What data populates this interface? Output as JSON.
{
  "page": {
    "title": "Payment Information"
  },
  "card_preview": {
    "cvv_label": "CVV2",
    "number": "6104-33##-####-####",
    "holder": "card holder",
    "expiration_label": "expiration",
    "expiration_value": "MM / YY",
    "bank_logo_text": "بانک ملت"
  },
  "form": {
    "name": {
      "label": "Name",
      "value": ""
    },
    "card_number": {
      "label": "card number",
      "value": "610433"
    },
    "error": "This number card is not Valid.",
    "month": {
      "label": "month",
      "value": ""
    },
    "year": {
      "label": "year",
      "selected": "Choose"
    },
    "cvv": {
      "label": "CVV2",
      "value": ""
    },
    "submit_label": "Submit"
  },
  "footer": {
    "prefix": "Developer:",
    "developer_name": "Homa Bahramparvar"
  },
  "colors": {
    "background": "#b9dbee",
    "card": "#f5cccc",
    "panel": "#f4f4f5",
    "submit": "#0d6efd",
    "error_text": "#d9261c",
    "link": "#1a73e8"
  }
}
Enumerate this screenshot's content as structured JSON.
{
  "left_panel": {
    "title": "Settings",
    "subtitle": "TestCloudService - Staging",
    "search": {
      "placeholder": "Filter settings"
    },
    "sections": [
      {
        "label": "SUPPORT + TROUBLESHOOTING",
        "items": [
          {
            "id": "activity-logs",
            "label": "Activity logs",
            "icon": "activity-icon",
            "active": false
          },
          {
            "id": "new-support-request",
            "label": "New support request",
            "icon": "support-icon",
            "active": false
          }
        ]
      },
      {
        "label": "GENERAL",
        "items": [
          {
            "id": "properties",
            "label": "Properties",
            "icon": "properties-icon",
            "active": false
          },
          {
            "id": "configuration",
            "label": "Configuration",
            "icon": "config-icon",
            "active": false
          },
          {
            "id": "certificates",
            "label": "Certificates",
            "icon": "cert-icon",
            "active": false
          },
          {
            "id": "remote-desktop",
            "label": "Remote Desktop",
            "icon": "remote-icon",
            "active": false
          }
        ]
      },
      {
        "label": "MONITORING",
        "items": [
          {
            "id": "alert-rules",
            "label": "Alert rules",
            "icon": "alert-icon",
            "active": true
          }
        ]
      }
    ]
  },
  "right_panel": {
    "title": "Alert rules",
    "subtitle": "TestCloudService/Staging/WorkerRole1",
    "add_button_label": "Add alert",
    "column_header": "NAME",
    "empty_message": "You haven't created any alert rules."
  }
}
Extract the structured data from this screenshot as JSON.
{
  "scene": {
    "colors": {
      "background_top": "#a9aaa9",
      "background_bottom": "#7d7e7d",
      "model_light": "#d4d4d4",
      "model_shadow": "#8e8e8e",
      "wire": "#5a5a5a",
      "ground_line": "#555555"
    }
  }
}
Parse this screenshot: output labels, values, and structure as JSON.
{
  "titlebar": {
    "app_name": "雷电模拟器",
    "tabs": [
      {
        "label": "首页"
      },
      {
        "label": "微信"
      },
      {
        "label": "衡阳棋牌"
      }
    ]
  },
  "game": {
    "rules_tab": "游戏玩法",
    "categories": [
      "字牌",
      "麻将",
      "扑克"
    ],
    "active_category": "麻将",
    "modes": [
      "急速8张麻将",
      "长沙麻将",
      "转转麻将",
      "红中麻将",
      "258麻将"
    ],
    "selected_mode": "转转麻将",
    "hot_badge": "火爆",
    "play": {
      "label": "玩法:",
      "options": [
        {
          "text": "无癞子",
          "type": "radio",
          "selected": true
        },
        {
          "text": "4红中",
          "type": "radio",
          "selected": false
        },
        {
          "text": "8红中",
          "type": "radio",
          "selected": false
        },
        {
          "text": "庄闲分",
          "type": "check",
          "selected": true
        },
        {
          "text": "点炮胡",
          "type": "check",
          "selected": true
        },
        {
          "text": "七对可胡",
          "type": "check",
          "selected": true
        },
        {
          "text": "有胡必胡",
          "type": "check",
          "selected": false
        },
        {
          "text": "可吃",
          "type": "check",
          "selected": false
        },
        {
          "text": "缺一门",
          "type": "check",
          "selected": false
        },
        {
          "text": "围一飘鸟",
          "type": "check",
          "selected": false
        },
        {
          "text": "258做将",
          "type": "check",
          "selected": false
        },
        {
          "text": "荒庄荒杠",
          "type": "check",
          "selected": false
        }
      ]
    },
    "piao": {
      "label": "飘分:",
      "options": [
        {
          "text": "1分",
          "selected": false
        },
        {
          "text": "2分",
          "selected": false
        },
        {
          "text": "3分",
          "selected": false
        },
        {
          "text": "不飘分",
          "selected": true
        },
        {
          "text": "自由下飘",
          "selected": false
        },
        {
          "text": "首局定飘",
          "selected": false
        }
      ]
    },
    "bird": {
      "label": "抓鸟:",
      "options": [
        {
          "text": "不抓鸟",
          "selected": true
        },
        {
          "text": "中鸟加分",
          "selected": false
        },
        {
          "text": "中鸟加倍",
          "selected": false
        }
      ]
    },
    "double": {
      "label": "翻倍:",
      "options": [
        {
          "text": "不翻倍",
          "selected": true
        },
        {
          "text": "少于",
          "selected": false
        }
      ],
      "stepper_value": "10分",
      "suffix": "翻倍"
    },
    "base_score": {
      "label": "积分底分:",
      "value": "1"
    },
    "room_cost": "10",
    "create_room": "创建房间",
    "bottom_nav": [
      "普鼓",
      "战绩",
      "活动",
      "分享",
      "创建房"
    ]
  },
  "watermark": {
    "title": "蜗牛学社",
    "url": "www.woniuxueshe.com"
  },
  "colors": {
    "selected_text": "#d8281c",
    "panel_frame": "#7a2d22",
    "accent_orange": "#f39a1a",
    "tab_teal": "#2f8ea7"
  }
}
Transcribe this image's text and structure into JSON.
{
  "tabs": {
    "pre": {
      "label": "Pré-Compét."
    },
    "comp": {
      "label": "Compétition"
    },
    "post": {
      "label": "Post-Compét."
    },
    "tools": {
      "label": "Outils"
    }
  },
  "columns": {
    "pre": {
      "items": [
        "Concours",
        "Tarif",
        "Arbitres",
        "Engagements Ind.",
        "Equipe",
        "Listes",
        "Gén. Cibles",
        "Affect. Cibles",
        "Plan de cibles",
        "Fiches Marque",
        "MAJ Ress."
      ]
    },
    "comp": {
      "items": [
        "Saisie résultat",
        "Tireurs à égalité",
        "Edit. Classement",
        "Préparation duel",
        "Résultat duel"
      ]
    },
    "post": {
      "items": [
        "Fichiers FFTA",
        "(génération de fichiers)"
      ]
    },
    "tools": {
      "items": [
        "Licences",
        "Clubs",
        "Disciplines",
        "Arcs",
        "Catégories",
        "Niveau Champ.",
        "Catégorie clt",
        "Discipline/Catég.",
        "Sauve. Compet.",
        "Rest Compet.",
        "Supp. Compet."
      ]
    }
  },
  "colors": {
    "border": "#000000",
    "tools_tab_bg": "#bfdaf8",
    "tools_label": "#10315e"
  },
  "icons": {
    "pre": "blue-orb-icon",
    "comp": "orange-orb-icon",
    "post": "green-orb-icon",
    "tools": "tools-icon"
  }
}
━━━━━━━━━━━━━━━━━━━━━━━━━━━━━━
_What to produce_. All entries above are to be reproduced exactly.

_Exercise solution_.
What data populates this interface? Output as JSON.
{
  "page": {
    "title": "Payment Information"
  },
  "card_preview": {
    "cvv_label": "CVV2",
    "number": "6104-33##-####-####",
    "holder": "card holder",
    "expiration_label": "expiration",
    "expiration_value": "MM / YY",
    "bank_logo_text": "بانک ملت"
  },
  "form": {
    "name": {
      "label": "Name",
      "value": ""
    },
    "card_number": {
      "label": "card number",
      "value": "610433"
    },
    "error": "This number card is not Valid.",
    "month": {
      "label": "month",
      "value": ""
    },
    "year": {
      "label": "year",
      "selected": "Choose"
    },
    "cvv": {
      "label": "CVV2",
      "value": ""
    },
    "submit_label": "Submit"
  },
  "footer": {
    "prefix": "Developer:",
    "developer_name": "Homa Bahramparvar"
  },
  "colors": {
    "background": "#b9dbee",
    "card": "#f5cccc",
    "panel": "#f4f4f5",
    "submit": "#0d6efd",
    "error_text": "#d9261c",
    "link": "#1a73e8"
  }
}
Enumerate this screenshot's content as structured JSON.
{
  "left_panel": {
    "title": "Settings",
    "subtitle": "TestCloudService - Staging",
    "search": {
      "placeholder": "Filter settings"
    },
    "sections": [
      {
        "label": "SUPPORT + TROUBLESHOOTING",
        "items": [
          {
            "id": "activity-logs",
            "label": "Activity logs",
            "icon": "activity-icon",
            "active": false
          },
          {
            "id": "new-support-request",
            "label": "New support request",
            "icon": "support-icon",
            "active": false
          }
        ]
      },
      {
        "label": "GENERAL",
        "items": [
          {
            "id": "properties",
            "label": "Properties",
            "icon": "properties-icon",
            "active": false
          },
          {
            "id": "configuration",
            "label": "Configuration",
            "icon": "config-icon",
            "active": false
          },
          {
            "id": "certificates",
            "label": "Certificates",
            "icon": "cert-icon",
            "active": false
          },
          {
            "id": "remote-desktop",
            "label": "Remote Desktop",
            "icon": "remote-icon",
            "active": false
          }
        ]
      },
      {
        "label": "MONITORING",
        "items": [
          {
            "id": "alert-rules",
            "label": "Alert rules",
            "icon": "alert-icon",
            "active": true
          }
        ]
      }
    ]
  },
  "right_panel": {
    "title": "Alert rules",
    "subtitle": "TestCloudService/Staging/WorkerRole1",
    "add_button_label": "Add alert",
    "column_header": "NAME",
    "empty_message": "You haven't created any alert rules."
  }
}
Extract the structured data from this screenshot as JSON.
{
  "scene": {
    "colors": {
      "background_top": "#a9aaa9",
      "background_bottom": "#7d7e7d",
      "model_light": "#d4d4d4",
      "model_shadow": "#8e8e8e",
      "wire": "#5a5a5a",
      "ground_line": "#555555"
    }
  }
}
Parse this screenshot: output labels, values, and structure as JSON.
{
  "titlebar": {
    "app_name": "雷电模拟器",
    "tabs": [
      {
        "label": "首页"
      },
      {
        "label": "微信"
      },
      {
        "label": "衡阳棋牌"
      }
    ]
  },
  "game": {
    "rules_tab": "游戏玩法",
    "categories": [
      "字牌",
      "麻将",
      "扑克"
    ],
    "active_category": "麻将",
    "modes": [
      "急速8张麻将",
      "长沙麻将",
      "转转麻将",
      "红中麻将",
      "258麻将"
    ],
    "selected_mode": "转转麻将",
    "hot_badge": "火爆",
    "play": {
      "label": "玩法:",
      "options": [
        {
          "text": "无癞子",
          "type": "radio",
          "selected": true
        },
        {
          "text": "4红中",
          "type": "radio",
          "selected": false
        },
        {
          "text": "8红中",
          "type": "radio",
          "selected": false
        },
        {
          "text": "庄闲分",
          "type": "check",
          "selected": true
        },
        {
          "text": "点炮胡",
          "type": "check",
          "selected": true
        },
        {
          "text": "七对可胡",
          "type": "check",
          "selected": true
        },
        {
          "text": "有胡必胡",
          "type": "check",
          "selected": false
        },
        {
          "text": "可吃",
          "type": "check",
          "selected": false
        },
        {
          "text": "缺一门",
          "type": "check",
          "selected": false
        },
        {
          "text": "围一飘鸟",
          "type": "check",
          "selected": false
        },
        {
          "text": "258做将",
          "type": "check",
          "selected": false
        },
        {
          "text": "荒庄荒杠",
          "type": "check",
          "selected": false
        }
      ]
    },
    "piao": {
      "label": "飘分:",
      "options": [
        {
          "text": "1分",
          "selected": false
        },
        {
          "text": "2分",
          "selected": false
        },
        {
          "text": "3分",
          "selected": false
        },
        {
          "text": "不飘分",
          "selected": true
        },
        {
          "text": "自由下飘",
          "selected": false
        },
        {
          "text": "首局定飘",
          "selected": false
        }
      ]
    },
    "bird": {
      "label": "抓鸟:",
      "options": [
        {
          "text": "不抓鸟",
          "selected": true
        },
        {
          "text": "中鸟加分",
          "selected": false
        },
        {
          "text": "中鸟加倍",
          "selected": false
        }
      ]
    },
    "double": {
      "label": "翻倍:",
      "options": [
        {
          "text": "不翻倍",
          "selected": true
        },
        {
          "text": "少于",
          "selected": false
        }
      ],
      "stepper_value": "10分",
      "suffix": "翻倍"
    },
    "base_score": {
      "label": "积分底分:",
      "value": "1"
    },
    "room_cost": "10",
    "create_room": "创建房间",
    "bottom_nav": [
      "普鼓",
      "战绩",
      "活动",
      "分享",
      "创建房"
    ]
  },
  "watermark": {
    "title": "蜗牛学社",
    "url": "www.woniuxueshe.com"
  },
  "colors": {
    "selected_text": "#d8281c",
    "panel_frame": "#7a2d22",
    "accent_orange": "#f39a1a",
    "tab_teal": "#2f8ea7"
  }
}
Transcribe this image's text and structure into JSON.
{
  "tabs": {
    "pre": {
      "label": "Pré-Compét."
    },
    "comp": {
      "label": "Compétition"
    },
    "post": {
      "label": "Post-Compét."
    },
    "tools": {
      "label": "Outils"
    }
  },
  "columns": {
    "pre": {
      "items": [
        "Concours",
        "Tarif",
        "Arbitres",
        "Engagements Ind.",
        "Equipe",
        "Listes",
        "Gén. Cibles",
        "Affect. Cibles",
        "Plan de cibles",
        "Fiches Marque",
        "MAJ Ress."
      ]
    },
    "comp": {
      "items": [
        "Saisie résultat",
        "Tireurs à égalité",
        "Edit. Classement",
        "Préparation duel",
        "Résultat duel"
      ]
    },
    "post": {
      "items": [
        "Fichiers FFTA",
        "(génération de fichiers)"
      ]
    },
    "tools": {
      "items": [
        "Licences",
        "Clubs",
        "Disciplines",
        "Arcs",
        "Catégories",
        "Niveau Champ.",
        "Catégorie clt",
        "Discipline/Catég.",
        "Sauve. Compet.",
        "Rest Compet.",
        "Supp. Compet."
      ]
    }
  },
  "colors": {
    "border": "#000000",
    "tools_tab_bg": "#bfdaf8",
    "tools_label": "#10315e"
  },
  "icons": {
    "pre": "blue-orb-icon",
    "comp": "orange-orb-icon",
    "post": "green-orb-icon",
    "tools": "tools-icon"
  }
}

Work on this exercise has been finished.